Placing a bait station somewhere unobtrusive but attractive for mice is key to making them irresistible.
For instance, if one knows where mice pass behind a fridge, placing a bait station there out of the reach of small pets and children gives mice an excuse to stop in and partake of the bait.
This factor increases the effectiveness of mouse bait stations and makes them more attractive to mice.
Here, it is important to remember that convenience for mice should mean inconvenience for other animals and humans who may be susceptible to the poison.
In the example we linked to earlier, the active ingredient for it, cholecalciferol, is fatal in large doses and has no known antidote.
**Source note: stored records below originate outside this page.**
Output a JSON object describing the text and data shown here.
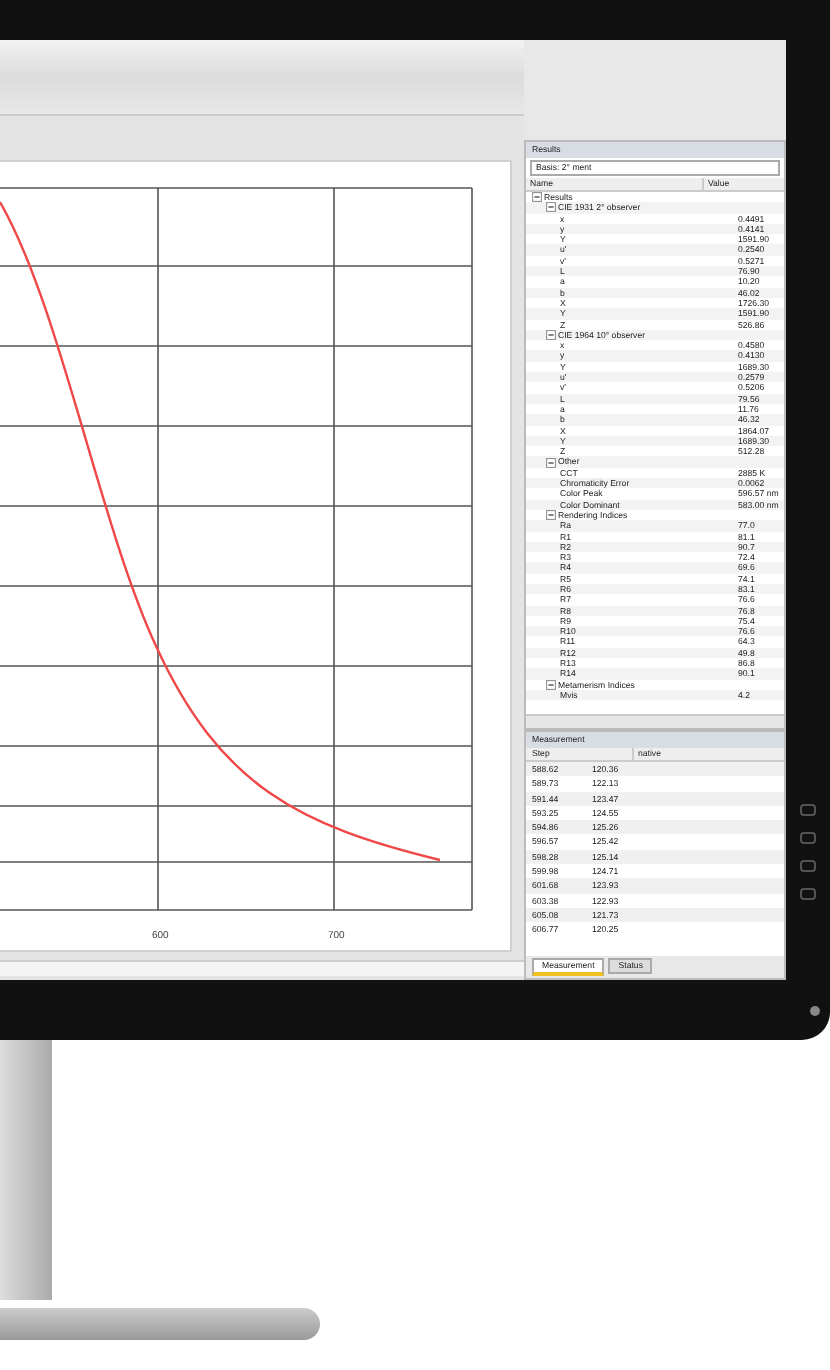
{
  "chart": {
    "x_tick_labels": [
      "600",
      "700"
    ]
  },
  "results_panel": {
    "title": "Results",
    "basis": "Basis: 2° ment",
    "columns": [
      "Name",
      "Value"
    ],
    "tree": [
      {
        "name": "Results",
        "expanded": true,
        "children": [
          {
            "name": "CIE 1931 2° observer",
            "expanded": true,
            "children": [
              {
                "name": "x",
                "value": "0.4491"
              },
              {
                "name": "y",
                "value": "0.4141"
              },
              {
                "name": "Y",
                "value": "1591.90"
              },
              {
                "name": "u'",
                "value": "0.2540"
              },
              {
                "name": "v'",
                "value": "0.5271"
              },
              {
                "name": "L",
                "value": "76.90"
              },
              {
                "name": "a",
                "value": "10.20"
              },
              {
                "name": "b",
                "value": "46.02"
              },
              {
                "name": "X",
                "value": "1726.30"
              },
              {
                "name": "Y",
                "value": "1591.90"
              },
              {
                "name": "Z",
                "value": "526.86"
              }
            ]
          },
          {
            "name": "CIE 1964 10° observer",
            "expanded": true,
            "children": [
              {
                "name": "x",
                "value": "0.4580"
              },
              {
                "name": "y",
                "value": "0.4130"
              },
              {
                "name": "Y",
                "value": "1689.30"
              },
              {
                "name": "u'",
                "value": "0.2579"
              },
              {
                "name": "v'",
                "value": "0.5206"
              },
              {
                "name": "L",
                "value": "79.56"
              },
              {
                "name": "a",
                "value": "11.76"
              },
              {
                "name": "b",
                "value": "46.32"
              },
              {
                "name": "X",
                "value": "1864.07"
              },
              {
                "name": "Y",
                "value": "1689.30"
              },
              {
                "name": "Z",
                "value": "512.28"
              }
            ]
          },
          {
            "name": "Other",
            "expanded": true,
            "children": [
              {
                "name": "CCT",
                "value": "2885 K"
              },
              {
                "name": "Chromaticity Error",
                "value": "0.0062"
              },
              {
                "name": "Color Peak",
                "value": "596.57 nm"
              },
              {
                "name": "Color Dominant",
                "value": "583.00 nm"
              }
            ]
          },
          {
            "name": "Rendering Indices",
            "expanded": true,
            "children": [
              {
                "name": "Ra",
                "value": "77.0"
              },
              {
                "name": "R1",
                "value": "81.1"
              },
              {
                "name": "R2",
                "value": "90.7"
              },
              {
                "name": "R3",
                "value": "72.4"
              },
              {
                "name": "R4",
                "value": "69.6"
              },
              {
                "name": "R5",
                "value": "74.1"
              },
              {
                "name": "R6",
                "value": "83.1"
              },
              {
                "name": "R7",
                "value": "76.6"
              },
              {
                "name": "R8",
                "value": "76.8"
              },
              {
                "name": "R9",
                "value": "75.4"
              },
              {
                "name": "R10",
                "value": "76.6"
              },
              {
                "name": "R11",
                "value": "64.3"
              },
              {
                "name": "R12",
                "value": "49.8"
              },
              {
                "name": "R13",
                "value": "86.8"
              },
              {
                "name": "R14",
                "value": "90.1"
              }
            ]
          },
          {
            "name": "Metamerism Indices",
            "expanded": true,
            "children": [
              {
                "name": "Mvis",
                "value": "4.2"
              }
            ]
          }
        ]
      }
    ]
  },
  "measurement_panel": {
    "title": "Measurement",
    "columns": [
      "Step",
      "native"
    ],
    "rows": [
      [
        "588.62",
        "120.36"
      ],
      [
        "589.73",
        "122.13"
      ],
      [
        "591.44",
        "123.47"
      ],
      [
        "593.25",
        "124.55"
      ],
      [
        "594.86",
        "125.26"
      ],
      [
        "596.57",
        "125.42"
      ],
      [
        "598.28",
        "125.14"
      ],
      [
        "599.98",
        "124.71"
      ],
      [
        "601.68",
        "123.93"
      ],
      [
        "603.38",
        "122.93"
      ],
      [
        "605.08",
        "121.73"
      ],
      [
        "606.77",
        "120.25"
      ]
    ]
  },
  "tabs": [
    {
      "label": "Measurement",
      "selected": true
    },
    {
      "label": "Status",
      "selected": false
    }
  ]
}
Caution is the best way forward in placing mouse bait stations.
Mice Feel More Secure Feeding in a Bait Station
The key to giving mice and other rodents an opportunity to feed is to make them feel secure, especially from other predators.
This is why bait stations are constructed that way. They give mice shelter, which helps them eat without any worry that they would, in turn, be eaten or harmed by other animals.
For instance, the commercial bait station may feature a small opening into which the mouse enters to eat the bait.
The space between the opening and the bait gives the mouse a chance to eat without being disturbed. The mouse can leave, satisfied, and scurry along to where they want to go next.
We have just cited some reasons mice find commercial mouse bait stations irresistible.
One thing to remember is to be patient about getting mice to be trapped or poisoned. Mice will inevitably die either way, whether you use traps or bait stations.
By the way, humane mousetraps are popular choice for people who are trying to get rid of mice in their homes.
Photo credit: ©canva.com/jrleyland, ©canva.com/ericisselee, ©canva.com/anyka6
Medical Disclaimer: TheHomePestControl is a digital publisher and does not offer personal health or medical advice. The contents of this website are not intended to substitute for professional medical advice, diagnosis, or treatment.
Affiliate Disclaimer: As an Amazon Associate, I earn from qualifying purchases made on our website. If you make a purchase through links from this website, I may earn a commission at no additional cost to you.